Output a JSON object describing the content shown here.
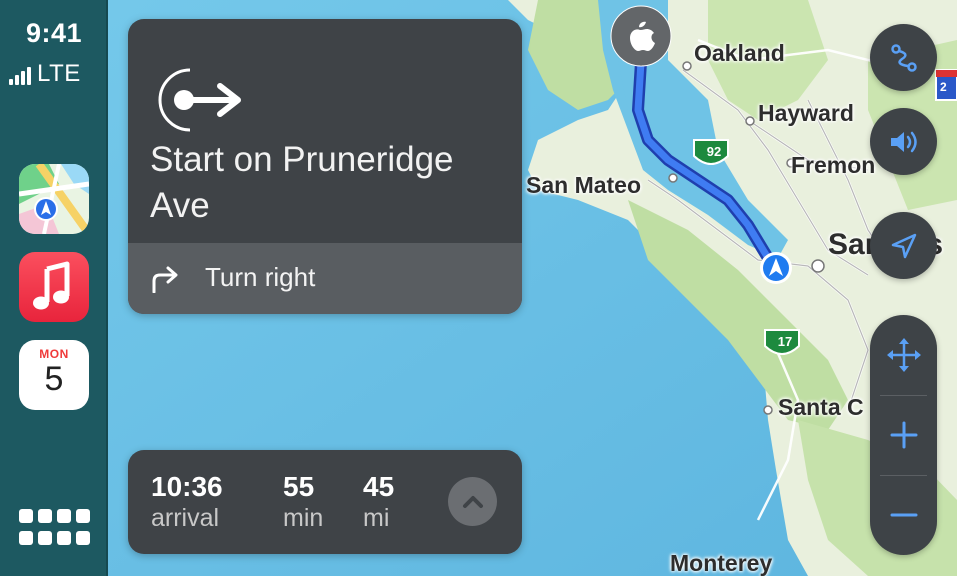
{
  "status": {
    "time": "9:41",
    "network": "LTE"
  },
  "sidebar": {
    "apps": [
      {
        "name": "Maps"
      },
      {
        "name": "Music"
      },
      {
        "name": "Calendar",
        "day": "MON",
        "date": "5"
      }
    ]
  },
  "navigation": {
    "instruction": "Start on Pruneridge Ave",
    "next_step": "Turn right"
  },
  "trip": {
    "arrival_time": "10:36",
    "arrival_label": "arrival",
    "duration_value": "55",
    "duration_unit": "min",
    "distance_value": "45",
    "distance_unit": "mi"
  },
  "map": {
    "labels": {
      "oakland": "Oakland",
      "hayward": "Hayward",
      "fremont": "Fremon",
      "san_mateo": "San Mateo",
      "san_jose": "San Jos",
      "santa_cruz": "Santa C",
      "monterey": "Monterey",
      "hwy92": "92",
      "hwy17": "17",
      "hwy_top": "2"
    },
    "colors": {
      "water": "#6fc3e6",
      "land": "#e8f1dc",
      "route": "#2f63e0",
      "park": "#b9dc9a"
    }
  },
  "controls": {
    "icons": [
      "route-overview-icon",
      "speaker-icon",
      "location-arrow-icon",
      "pan-icon",
      "zoom-in-icon",
      "zoom-out-icon"
    ]
  }
}
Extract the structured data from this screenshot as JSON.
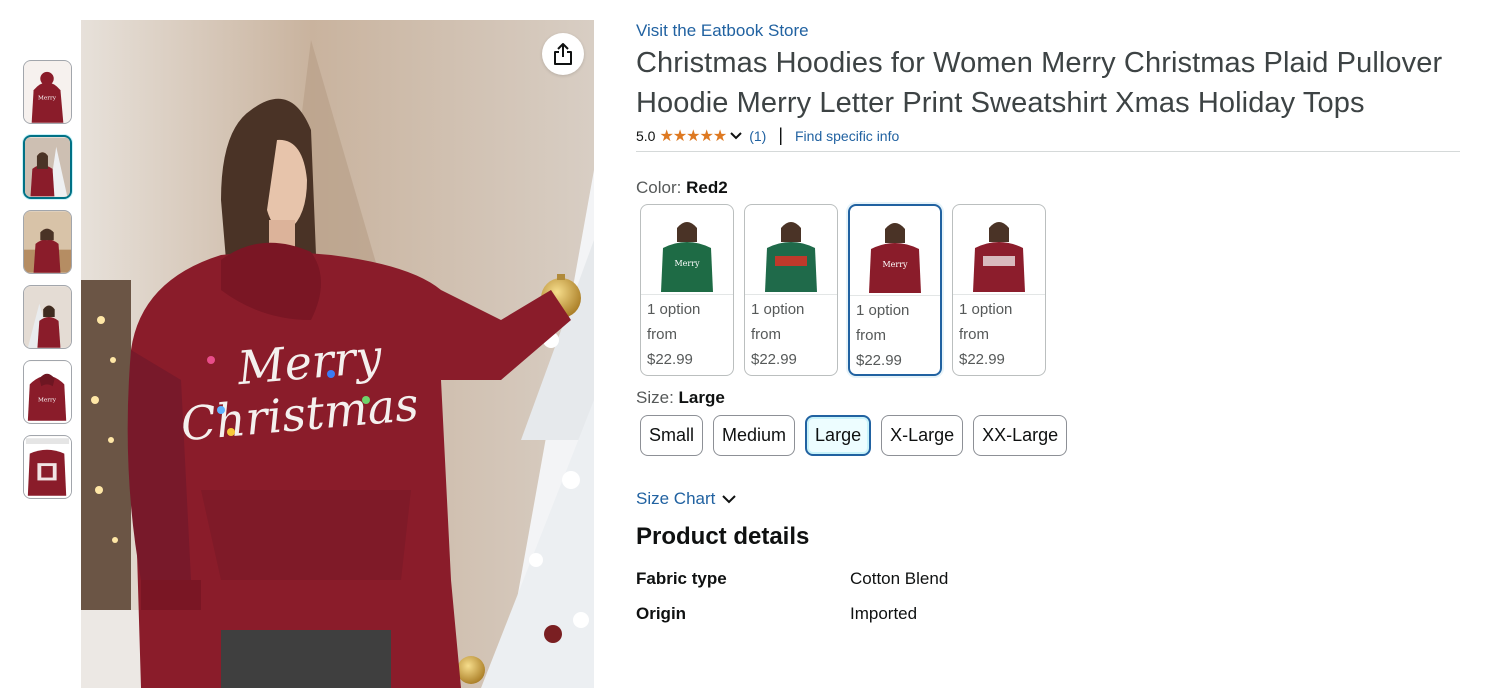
{
  "store_link": "Visit the Eatbook Store",
  "title": "Christmas Hoodies for Women Merry Christmas Plaid Pullover Hoodie Merry Letter Print Sweatshirt Xmas Holiday Tops",
  "rating": {
    "value": "5.0",
    "stars": 5,
    "count": "(1)",
    "find_info": "Find specific info"
  },
  "color": {
    "label": "Color:",
    "selected": "Red2",
    "options": [
      {
        "name": "green-plaid-hoodie",
        "line1": "1 option",
        "line2": "from",
        "price": "$22.99",
        "color": "#1e6b45"
      },
      {
        "name": "green-red-plaid-hoodie",
        "line1": "1 option",
        "line2": "from",
        "price": "$22.99",
        "color": "#1f6a4a"
      },
      {
        "name": "red2-hoodie",
        "line1": "1 option",
        "line2": "from",
        "price": "$22.99",
        "color": "#8a1c2a"
      },
      {
        "name": "red-plaid-hoodie",
        "line1": "1 option",
        "line2": "from",
        "price": "$22.99",
        "color": "#8c1d2c"
      }
    ]
  },
  "size": {
    "label": "Size:",
    "selected": "Large",
    "options": [
      "Small",
      "Medium",
      "Large",
      "X-Large",
      "XX-Large"
    ]
  },
  "size_chart": "Size Chart",
  "product_details": {
    "title": "Product details",
    "rows": [
      {
        "key": "Fabric type",
        "value": "Cotton Blend"
      },
      {
        "key": "Origin",
        "value": "Imported"
      }
    ]
  },
  "main_image": {
    "print_line1": "Merry",
    "print_line2": "Christmas"
  },
  "colors": {
    "link": "#2162a1",
    "star": "#de7921",
    "selected_border": "#2162a1"
  }
}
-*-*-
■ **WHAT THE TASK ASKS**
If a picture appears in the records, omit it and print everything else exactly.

■ **ANSWER TO THE EXERCISE**
Output a JSON object describing the content shown here.
{
  "status": {
    "time": "9:41",
    "network": "LTE"
  },
  "sidebar": {
    "apps": [
      {
        "name": "Maps"
      },
      {
        "name": "Music"
      },
      {
        "name": "Calendar",
        "day": "MON",
        "date": "5"
      }
    ]
  },
  "navigation": {
    "instruction": "Start on Pruneridge Ave",
    "next_step": "Turn right"
  },
  "trip": {
    "arrival_time": "10:36",
    "arrival_label": "arrival",
    "duration_value": "55",
    "duration_unit": "min",
    "distance_value": "45",
    "distance_unit": "mi"
  },
  "map": {
    "labels": {
      "oakland": "Oakland",
      "hayward": "Hayward",
      "fremont": "Fremon",
      "san_mateo": "San Mateo",
      "san_jose": "San Jos",
      "santa_cruz": "Santa C",
      "monterey": "Monterey",
      "hwy92": "92",
      "hwy17": "17",
      "hwy_top": "2"
    },
    "colors": {
      "water": "#6fc3e6",
      "land": "#e8f1dc",
      "route": "#2f63e0",
      "park": "#b9dc9a"
    }
  },
  "controls": {
    "icons": [
      "route-overview-icon",
      "speaker-icon",
      "location-arrow-icon",
      "pan-icon",
      "zoom-in-icon",
      "zoom-out-icon"
    ]
  }
}
Extract the structured data from this screenshot as JSON.
{
  "store_link": "Visit the Eatbook Store",
  "title": "Christmas Hoodies for Women Merry Christmas Plaid Pullover Hoodie Merry Letter Print Sweatshirt Xmas Holiday Tops",
  "rating": {
    "value": "5.0",
    "stars": 5,
    "count": "(1)",
    "find_info": "Find specific info"
  },
  "color": {
    "label": "Color:",
    "selected": "Red2",
    "options": [
      {
        "name": "green-plaid-hoodie",
        "line1": "1 option",
        "line2": "from",
        "price": "$22.99",
        "color": "#1e6b45"
      },
      {
        "name": "green-red-plaid-hoodie",
        "line1": "1 option",
        "line2": "from",
        "price": "$22.99",
        "color": "#1f6a4a"
      },
      {
        "name": "red2-hoodie",
        "line1": "1 option",
        "line2": "from",
        "price": "$22.99",
        "color": "#8a1c2a"
      },
      {
        "name": "red-plaid-hoodie",
        "line1": "1 option",
        "line2": "from",
        "price": "$22.99",
        "color": "#8c1d2c"
      }
    ]
  },
  "size": {
    "label": "Size:",
    "selected": "Large",
    "options": [
      "Small",
      "Medium",
      "Large",
      "X-Large",
      "XX-Large"
    ]
  },
  "size_chart": "Size Chart",
  "product_details": {
    "title": "Product details",
    "rows": [
      {
        "key": "Fabric type",
        "value": "Cotton Blend"
      },
      {
        "key": "Origin",
        "value": "Imported"
      }
    ]
  },
  "main_image": {
    "print_line1": "Merry",
    "print_line2": "Christmas"
  },
  "colors": {
    "link": "#2162a1",
    "star": "#de7921",
    "selected_border": "#2162a1"
  }
}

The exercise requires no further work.